Who knew a silver-smithing workshop would lead to a new venture. Meg Anderson has always loved making jewelry, even as a child, but her first endeavor was graphic design in Washington State. When she felt something was missing, Meg decided to travel. She ended up in Jackson Hole where she was more able to explore her creative side. “I was so inspired there to create and I knew I had to be involved in the artistic world,” she says.
The workshop lead to many nights in the jewelry studio. And when Meg fabricated a blank belt buckle, she wasn’t sure how to adorn it. She began playing around with the small beads she used for jewelry and ended up creating patterns out of the beads and carefully gluing them into the buckle frame. Meg had worked with pieces of tile in the past, creating mosaics, so when she started using the beads to create patterns, it was natural to her. “I wanted something that popped with color and texture and when I saw what I could craft, I knew it was unique.”
Wearing her new belt creation, the response to it was great. “I knew I had something that would be marketable. So I made more.” Getting a friend help her cast the belt buckle blanks , she was able to spend her time on the inlays. Each buckle is a one of a kind piece of wearable art that Meg says takes her about 10 hours of meticulous labor. Meg began incorporating the beaded mosaics into earrings and pendants and decided to showcase her work at an art fair in Jackson Hole in 2002 and then on line in 2004. This provided the creative outlet she was craving. In addition to her new line of jewelry and belt buckles, she had a job at an art center.
Then came a move out east. Her husband is an avid huntsman and the couple, along with their daughter, work towards sustainable living. They try to only eat what they kill, catch and grow. Working to make use of all that they can, Meg began using the deer antlers from her husband’s hunts to incorporate into her jewelry. She created Nantucket Antler Cuffs – bracelets woven with leather and hand carved pieces of deer antlers used for the closures. These special toggles allow the bracelets to be sized as needed. Working with different beading, the bracelets became a big seller in her line.
“I love making my own way by working for myself. It’s flexible enough that when I feel inspired, I can create. That keeps everything fresh, fun and new.” Where is she going to take her bead mosaic designs?
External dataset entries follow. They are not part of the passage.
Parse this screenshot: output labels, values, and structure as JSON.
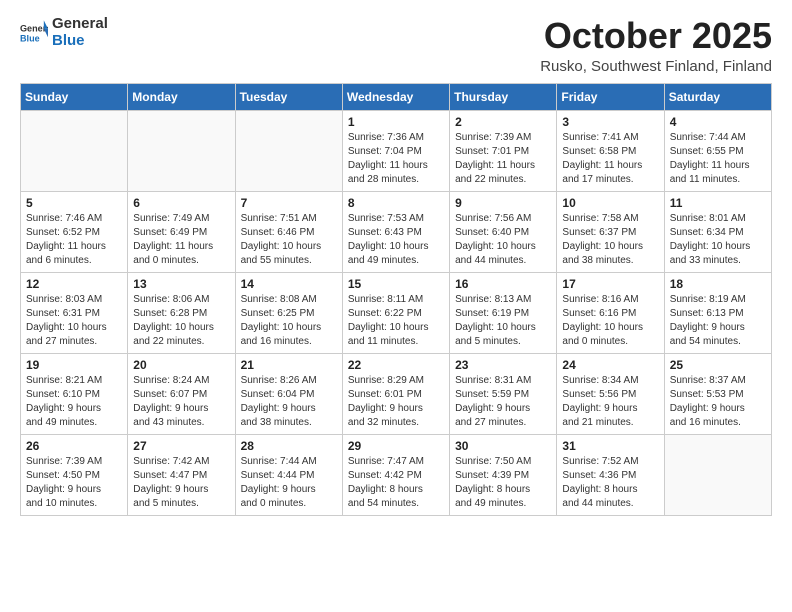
{
  "header": {
    "logo_general": "General",
    "logo_blue": "Blue",
    "month_title": "October 2025",
    "location": "Rusko, Southwest Finland, Finland"
  },
  "days_of_week": [
    "Sunday",
    "Monday",
    "Tuesday",
    "Wednesday",
    "Thursday",
    "Friday",
    "Saturday"
  ],
  "weeks": [
    [
      {
        "day": "",
        "info": ""
      },
      {
        "day": "",
        "info": ""
      },
      {
        "day": "",
        "info": ""
      },
      {
        "day": "1",
        "info": "Sunrise: 7:36 AM\nSunset: 7:04 PM\nDaylight: 11 hours\nand 28 minutes."
      },
      {
        "day": "2",
        "info": "Sunrise: 7:39 AM\nSunset: 7:01 PM\nDaylight: 11 hours\nand 22 minutes."
      },
      {
        "day": "3",
        "info": "Sunrise: 7:41 AM\nSunset: 6:58 PM\nDaylight: 11 hours\nand 17 minutes."
      },
      {
        "day": "4",
        "info": "Sunrise: 7:44 AM\nSunset: 6:55 PM\nDaylight: 11 hours\nand 11 minutes."
      }
    ],
    [
      {
        "day": "5",
        "info": "Sunrise: 7:46 AM\nSunset: 6:52 PM\nDaylight: 11 hours\nand 6 minutes."
      },
      {
        "day": "6",
        "info": "Sunrise: 7:49 AM\nSunset: 6:49 PM\nDaylight: 11 hours\nand 0 minutes."
      },
      {
        "day": "7",
        "info": "Sunrise: 7:51 AM\nSunset: 6:46 PM\nDaylight: 10 hours\nand 55 minutes."
      },
      {
        "day": "8",
        "info": "Sunrise: 7:53 AM\nSunset: 6:43 PM\nDaylight: 10 hours\nand 49 minutes."
      },
      {
        "day": "9",
        "info": "Sunrise: 7:56 AM\nSunset: 6:40 PM\nDaylight: 10 hours\nand 44 minutes."
      },
      {
        "day": "10",
        "info": "Sunrise: 7:58 AM\nSunset: 6:37 PM\nDaylight: 10 hours\nand 38 minutes."
      },
      {
        "day": "11",
        "info": "Sunrise: 8:01 AM\nSunset: 6:34 PM\nDaylight: 10 hours\nand 33 minutes."
      }
    ],
    [
      {
        "day": "12",
        "info": "Sunrise: 8:03 AM\nSunset: 6:31 PM\nDaylight: 10 hours\nand 27 minutes."
      },
      {
        "day": "13",
        "info": "Sunrise: 8:06 AM\nSunset: 6:28 PM\nDaylight: 10 hours\nand 22 minutes."
      },
      {
        "day": "14",
        "info": "Sunrise: 8:08 AM\nSunset: 6:25 PM\nDaylight: 10 hours\nand 16 minutes."
      },
      {
        "day": "15",
        "info": "Sunrise: 8:11 AM\nSunset: 6:22 PM\nDaylight: 10 hours\nand 11 minutes."
      },
      {
        "day": "16",
        "info": "Sunrise: 8:13 AM\nSunset: 6:19 PM\nDaylight: 10 hours\nand 5 minutes."
      },
      {
        "day": "17",
        "info": "Sunrise: 8:16 AM\nSunset: 6:16 PM\nDaylight: 10 hours\nand 0 minutes."
      },
      {
        "day": "18",
        "info": "Sunrise: 8:19 AM\nSunset: 6:13 PM\nDaylight: 9 hours\nand 54 minutes."
      }
    ],
    [
      {
        "day": "19",
        "info": "Sunrise: 8:21 AM\nSunset: 6:10 PM\nDaylight: 9 hours\nand 49 minutes."
      },
      {
        "day": "20",
        "info": "Sunrise: 8:24 AM\nSunset: 6:07 PM\nDaylight: 9 hours\nand 43 minutes."
      },
      {
        "day": "21",
        "info": "Sunrise: 8:26 AM\nSunset: 6:04 PM\nDaylight: 9 hours\nand 38 minutes."
      },
      {
        "day": "22",
        "info": "Sunrise: 8:29 AM\nSunset: 6:01 PM\nDaylight: 9 hours\nand 32 minutes."
      },
      {
        "day": "23",
        "info": "Sunrise: 8:31 AM\nSunset: 5:59 PM\nDaylight: 9 hours\nand 27 minutes."
      },
      {
        "day": "24",
        "info": "Sunrise: 8:34 AM\nSunset: 5:56 PM\nDaylight: 9 hours\nand 21 minutes."
      },
      {
        "day": "25",
        "info": "Sunrise: 8:37 AM\nSunset: 5:53 PM\nDaylight: 9 hours\nand 16 minutes."
      }
    ],
    [
      {
        "day": "26",
        "info": "Sunrise: 7:39 AM\nSunset: 4:50 PM\nDaylight: 9 hours\nand 10 minutes."
      },
      {
        "day": "27",
        "info": "Sunrise: 7:42 AM\nSunset: 4:47 PM\nDaylight: 9 hours\nand 5 minutes."
      },
      {
        "day": "28",
        "info": "Sunrise: 7:44 AM\nSunset: 4:44 PM\nDaylight: 9 hours\nand 0 minutes."
      },
      {
        "day": "29",
        "info": "Sunrise: 7:47 AM\nSunset: 4:42 PM\nDaylight: 8 hours\nand 54 minutes."
      },
      {
        "day": "30",
        "info": "Sunrise: 7:50 AM\nSunset: 4:39 PM\nDaylight: 8 hours\nand 49 minutes."
      },
      {
        "day": "31",
        "info": "Sunrise: 7:52 AM\nSunset: 4:36 PM\nDaylight: 8 hours\nand 44 minutes."
      },
      {
        "day": "",
        "info": ""
      }
    ]
  ]
}
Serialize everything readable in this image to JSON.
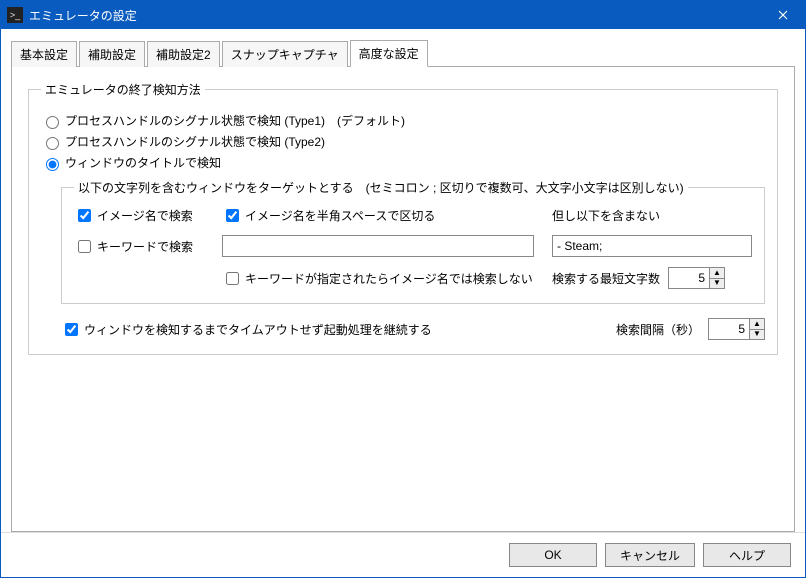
{
  "window": {
    "title": "エミュレータの設定"
  },
  "tabs": [
    {
      "label": "基本設定"
    },
    {
      "label": "補助設定"
    },
    {
      "label": "補助設定2"
    },
    {
      "label": "スナップキャプチャ"
    },
    {
      "label": "高度な設定"
    }
  ],
  "active_tab_index": 4,
  "groupbox": {
    "legend": "エミュレータの終了検知方法",
    "radios": [
      {
        "label": "プロセスハンドルのシグナル状態で検知 (Type1)　(デフォルト)",
        "checked": false
      },
      {
        "label": "プロセスハンドルのシグナル状態で検知 (Type2)",
        "checked": false
      },
      {
        "label": "ウィンドウのタイトルで検知",
        "checked": true
      }
    ],
    "inner": {
      "legend": "以下の文字列を含むウィンドウをターゲットとする　(セミコロン ; 区切りで複数可、大文字小文字は区別しない)",
      "cb_search_by_image": {
        "label": "イメージ名で検索",
        "checked": true
      },
      "cb_image_space_sep": {
        "label": "イメージ名を半角スペースで区切る",
        "checked": true
      },
      "exclude_label": "但し以下を含まない",
      "cb_keyword": {
        "label": "キーワードで検索",
        "checked": false
      },
      "keyword_value": "",
      "exclude_value": "- Steam;",
      "cb_no_image_if_keyword": {
        "label": "キーワードが指定されたらイメージ名では検索しない",
        "checked": false
      },
      "minlen_label": "検索する最短文字数",
      "minlen_value": "5"
    },
    "cb_continue": {
      "label": "ウィンドウを検知するまでタイムアウトせず起動処理を継続する",
      "checked": true
    },
    "interval_label": "検索間隔（秒）",
    "interval_value": "5"
  },
  "buttons": {
    "ok": "OK",
    "cancel": "キャンセル",
    "help": "ヘルプ"
  }
}
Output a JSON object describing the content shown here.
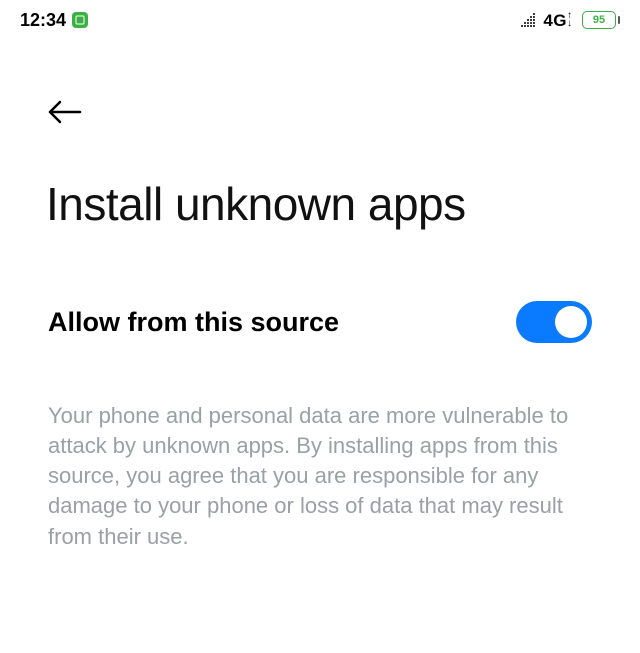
{
  "status": {
    "time": "12:34",
    "network": "4G",
    "network_suffix_top": "+",
    "network_suffix_bot": "↑↓",
    "battery_percent": "95"
  },
  "nav": {
    "back": "Back"
  },
  "page": {
    "title": "Install unknown apps"
  },
  "setting": {
    "label": "Allow from this source",
    "enabled": true
  },
  "description": "Your phone and personal data are more vulnerable to attack by unknown apps. By installing apps from this source, you agree that you are responsible for any damage to your phone or loss of data that may result from their use."
}
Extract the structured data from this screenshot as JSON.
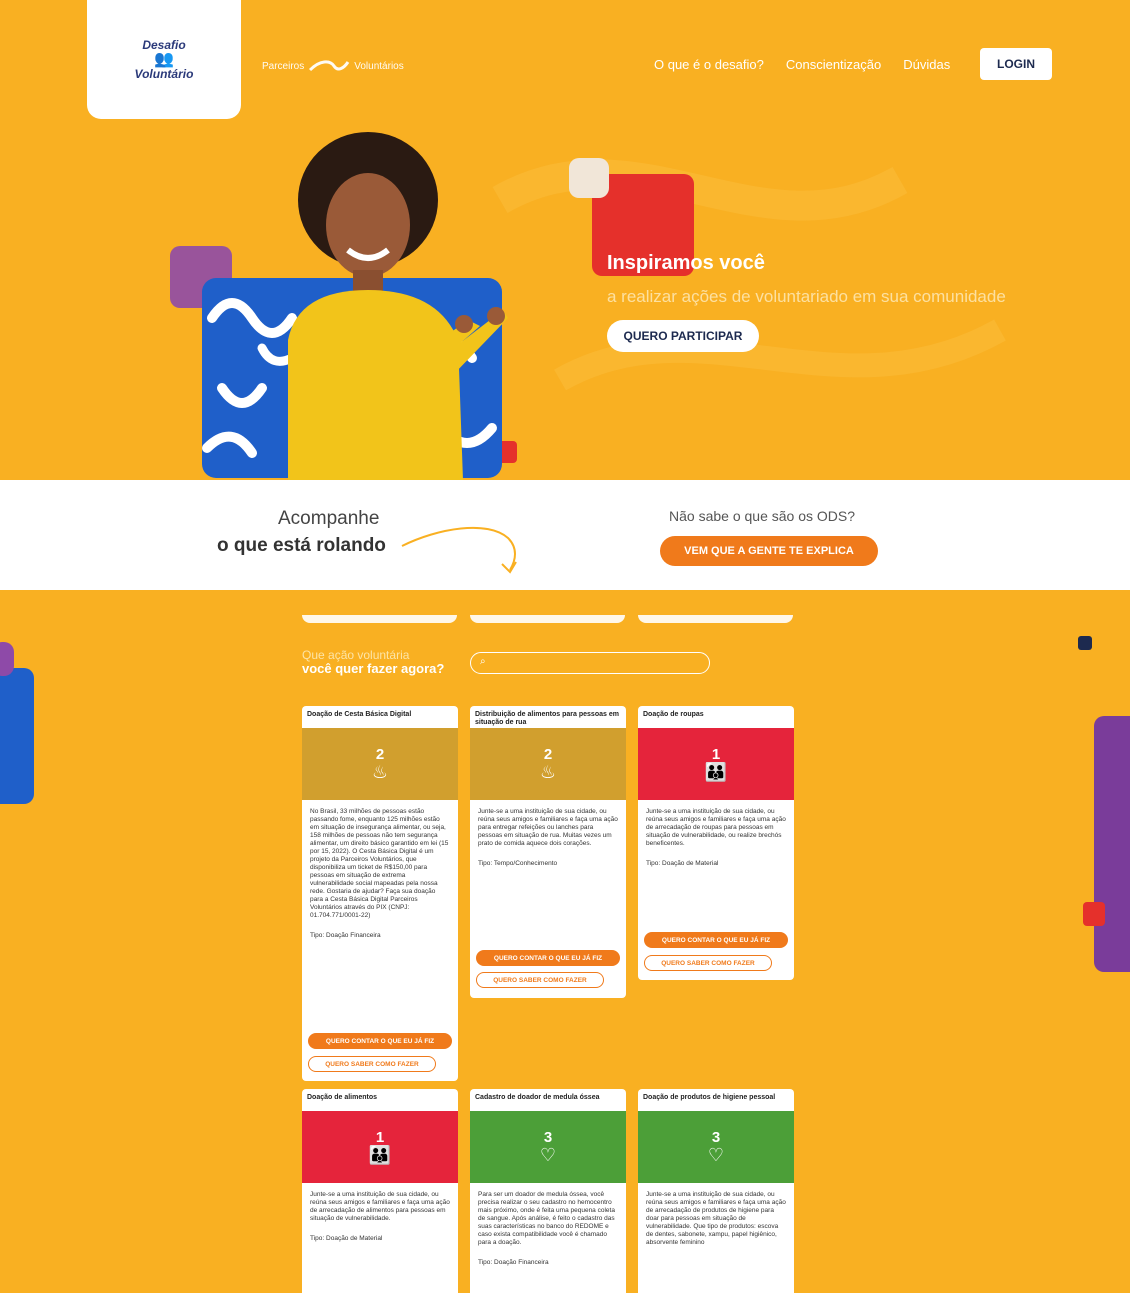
{
  "header": {
    "logo_line1": "Desafio",
    "logo_line2": "Voluntário",
    "partner_left": "Parceiros",
    "partner_right": "Voluntários",
    "nav": [
      "O que é o desafio?",
      "Conscientização",
      "Dúvidas"
    ],
    "login_label": "LOGIN"
  },
  "hero": {
    "title": "Inspiramos você",
    "subtitle": "a realizar ações de voluntariado em sua comunidade",
    "cta_label": "QUERO PARTICIPAR"
  },
  "follow": {
    "line1": "Acompanhe",
    "line2": "o que está rolando",
    "ods_question": "Não sabe o que são os ODS?",
    "ods_button": "VEM QUE A GENTE TE EXPLICA"
  },
  "actions": {
    "prompt_line1": "Que ação voluntária",
    "prompt_line2": "você quer fazer agora?",
    "search_placeholder": "",
    "btn_told": "QUERO CONTAR O QUE EU JÁ FIZ",
    "btn_learn": "QUERO SABER COMO FAZER",
    "cards": [
      {
        "title": "Doação de Cesta Básica Digital",
        "ods_number": "2",
        "ods_color": "#d19f2e",
        "ods_icon": "bowl-icon",
        "description": "No Brasil, 33 milhões de pessoas estão passando fome, enquanto 125 milhões estão em situação de insegurança alimentar, ou seja, 158 milhões de pessoas não tem segurança alimentar, um direito básico garantido em lei (15 por 15, 2022). O Cesta Básica Digital é um projeto da Parceiros Voluntários, que disponibiliza um ticket de R$150,00 para pessoas em situação de extrema vulnerabilidade social mapeadas pela nossa rede. Gostaria de ajudar? Faça sua doação para a Cesta Básica Digital Parceiros Voluntários através do PIX (CNPJ: 01.704.771/0001-22)",
        "tipo": "Tipo: Doação Financeira"
      },
      {
        "title": "Distribuição de alimentos para pessoas em situação de rua",
        "ods_number": "2",
        "ods_color": "#d19f2e",
        "ods_icon": "bowl-icon",
        "description": "Junte-se a uma instituição de sua cidade, ou reúna seus amigos e familiares e faça uma ação para entregar refeições ou lanches para pessoas em situação de rua. Muitas vezes um prato de comida aquece dois corações.",
        "tipo": "Tipo: Tempo/Conhecimento"
      },
      {
        "title": "Doação de roupas",
        "ods_number": "1",
        "ods_color": "#e5243b",
        "ods_icon": "family-icon",
        "description": "Junte-se a uma instituição de sua cidade, ou reúna seus amigos e familiares e faça uma ação de arrecadação de roupas para pessoas em situação de vulnerabilidade, ou realize brechós beneficentes.",
        "tipo": "Tipo: Doação de Material"
      },
      {
        "title": "Doação de alimentos",
        "ods_number": "1",
        "ods_color": "#e5243b",
        "ods_icon": "family-icon",
        "description": "Junte-se a uma instituição de sua cidade, ou reúna seus amigos e familiares e faça uma ação de arrecadação de alimentos para pessoas em situação de vulnerabilidade.",
        "tipo": "Tipo: Doação de Material"
      },
      {
        "title": "Cadastro de doador de medula óssea",
        "ods_number": "3",
        "ods_color": "#4c9f38",
        "ods_icon": "heartbeat-icon",
        "description": "Para ser um doador de medula óssea, você precisa realizar o seu cadastro no hemocentro mais próximo, onde é feita uma pequena coleta de sangue. Após análise, é feito o cadastro das suas características no banco do REDOME e caso exista compatibilidade você é chamado para a doação.",
        "tipo": "Tipo: Doação Financeira"
      },
      {
        "title": "Doação de produtos de higiene pessoal",
        "ods_number": "3",
        "ods_color": "#4c9f38",
        "ods_icon": "heartbeat-icon",
        "description": "Junte-se a uma instituição de sua cidade, ou reúna seus amigos e familiares e faça uma ação de arrecadação de produtos de higiene para doar para pessoas em situação de vulnerabilidade. Que tipo de produtos: escova de dentes, sabonete, xampu, papel higiênico, absorvente feminino",
        "tipo": ""
      }
    ]
  }
}
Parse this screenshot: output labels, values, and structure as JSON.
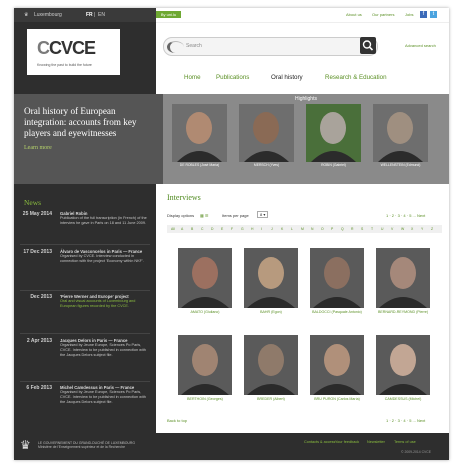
{
  "topbar": {
    "country": "Luxembourg",
    "lang_active": "FR",
    "lang_other": "EN",
    "badge": "By uni.lu",
    "links": [
      "About us",
      "Our partners",
      "Jobs"
    ],
    "facebook_label": "f",
    "twitter_label": "t"
  },
  "logo": {
    "mark_c": "C",
    "mark_rest": "CVCE",
    "tagline": "Knowing the past to build the future"
  },
  "search": {
    "placeholder": "Search",
    "advanced": "Advanced search"
  },
  "nav": [
    "Home",
    "Publications",
    "Oral history",
    "Research & Education"
  ],
  "hero": {
    "text": "Oral history of European integration: accounts from key players and eyewitnesses",
    "link": "Learn more"
  },
  "highlights": {
    "title": "Highlights",
    "people": [
      "DE ROBLES (José María)",
      "MERSCH (Yves)",
      "ROBIN (Gabriel)",
      "WELLENSTEIN (Edmund)"
    ],
    "colors": [
      "#b08a72",
      "#8a6a55",
      "#a9a39b",
      "#9f8f80"
    ]
  },
  "news": {
    "title": "News",
    "items": [
      {
        "date": "25 May 2014",
        "title": "Gabriel Robin",
        "body": "Publication of the full transcription (in French) of the interview he gave in Paris on 18 and 11 June 2009."
      },
      {
        "date": "17 Dec 2013",
        "title": "Álvaro de Vasconcelos in Paris — France",
        "body": "Organised by CVCE. Interview conducted in connection with the project 'Economy within NKF'."
      },
      {
        "date": "Dec 2013",
        "title": "'Pierre Werner and Europe' project",
        "body": "Oral and visual accounts of Luxembourg and European figures recorded by the CVCE."
      },
      {
        "date": "2 Apr 2013",
        "title": "Jacques Delors in Paris — France",
        "body": "Organised by Jeune Europe, Sciences Po Paris, CVCE. Interview to be published in connection with the Jacques Delors subject file."
      },
      {
        "date": "6 Feb 2013",
        "title": "Michel Camdessus in Paris — France",
        "body": "Organised by Jeune Europe, Sciences Po Paris, CVCE. Interview to be published in connection with the Jacques Delors subject file."
      }
    ]
  },
  "interviews": {
    "title": "Interviews",
    "display_options": "Display options",
    "items_per_page_label": "Items per page",
    "items_per_page_value": "8",
    "pagination": [
      "1",
      "2",
      "3",
      "4",
      "5",
      "...",
      "Next"
    ],
    "alphabet": [
      "All",
      "A",
      "B",
      "C",
      "D",
      "E",
      "F",
      "G",
      "H",
      "I",
      "J",
      "K",
      "L",
      "M",
      "N",
      "O",
      "P",
      "Q",
      "R",
      "S",
      "T",
      "U",
      "V",
      "W",
      "X",
      "Y",
      "Z"
    ],
    "people": [
      {
        "name": "AMATO (Giuliano)",
        "color": "#9c7060"
      },
      {
        "name": "BAHR (Egon)",
        "color": "#b79a7e"
      },
      {
        "name": "BALDOCCI (Pasquale Antonio)",
        "color": "#8b6f60"
      },
      {
        "name": "BERNARD-REYMOND (Pierre)",
        "color": "#a5887a"
      },
      {
        "name": "BERTHOIN (Georges)",
        "color": "#a08472"
      },
      {
        "name": "BREDER (Albert)",
        "color": "#8f7a6a"
      },
      {
        "name": "BRU PURON (Carlos María)",
        "color": "#b0907a"
      },
      {
        "name": "CAMDESSUS (Michel)",
        "color": "#c2a694"
      }
    ],
    "back_to_top": "Back to top"
  },
  "footer": {
    "org": "LE GOUVERNEMENT DU GRAND-DUCHÉ DE LUXEMBOURG Ministère de l'Enseignement supérieur et de la Recherche",
    "links": [
      "Contacts & access",
      "Your feedback",
      "Newsletter",
      "Terms of use"
    ],
    "copyright": "© 2009-2014 CVCE"
  }
}
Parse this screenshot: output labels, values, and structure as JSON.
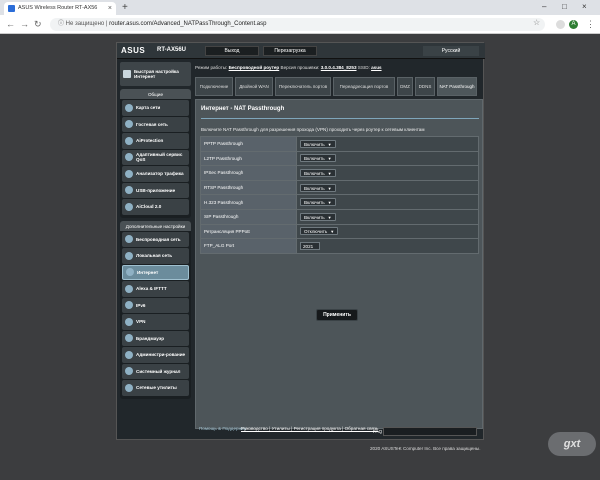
{
  "browser": {
    "tab_title": "ASUS Wireless Router RT-AX56",
    "not_secure": "Не защищено",
    "url": "router.asus.com/Advanced_NATPassThrough_Content.asp",
    "avatar_letter": "A"
  },
  "header": {
    "logo": "ASUS",
    "model": "RT-AX56U",
    "logout": "Выход",
    "reboot": "Перезагрузка",
    "language": "Русский"
  },
  "status": {
    "mode_label": "Режим работы:",
    "mode_value": "Беспроводной роутер",
    "fw_label": "Версия прошивки:",
    "fw_value": "3.0.0.4.384_8253",
    "ssid_label": "SSID:",
    "ssid_value": "asus"
  },
  "sidebar": {
    "qis": "Быстрая настройка Интернет",
    "general_header": "Общие",
    "general": [
      "Карта сети",
      "Гостевая сеть",
      "AiProtection",
      "Адаптивный сервис QoS",
      "Анализатор трафика",
      "USB-приложение",
      "AiCloud 2.0"
    ],
    "advanced_header": "Дополнительные настройки",
    "advanced": [
      "Беспроводная сеть",
      "Локальная сеть",
      "Интернет",
      "Alexa & IFTTT",
      "IPv6",
      "VPN",
      "Брандмауэр",
      "Администри-рование",
      "Системный журнал",
      "Сетевые утилиты"
    ]
  },
  "tabs": [
    "Подключение",
    "Двойной WAN",
    "Переключатель портов",
    "Переадресация портов",
    "DMZ",
    "DDNS",
    "NAT Passthrough"
  ],
  "panel": {
    "title": "Интернет - NAT Passthrough",
    "description": "Включите NAT Passthrough для разрешения прохода (VPN) проходить через роутер к сетевым клиентам",
    "rows": [
      {
        "label": "PPTP Passthrough",
        "value": "Включить"
      },
      {
        "label": "L2TP Passthrough",
        "value": "Включить"
      },
      {
        "label": "IPSec Passthrough",
        "value": "Включить"
      },
      {
        "label": "RTSP Passthrough",
        "value": "Включить"
      },
      {
        "label": "H.323 Passthrough",
        "value": "Включить"
      },
      {
        "label": "SIP Passthrough",
        "value": "Включить"
      },
      {
        "label": "Ретрансляция PPPoE",
        "value": "Отключить"
      }
    ],
    "ftp_label": "FTP_ALG Port",
    "ftp_value": "2021",
    "apply": "Применить"
  },
  "footer": {
    "help": "Помощь & Поддержка",
    "links": "Руководство | Утилиты | Регистрация продукта | Обратная связь",
    "faq": "FAQ",
    "copyright": "2020 ASUSTeK Computer Inc. Все права защищены."
  },
  "watermark": "gxt"
}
With her line in two retail stores already, she is working towards getting placed in a major catalogue like Sundance, a perfect fit for this natural gal and her creations.
Contact: megandersonart.com, email@example.com
When something seems right, go with it.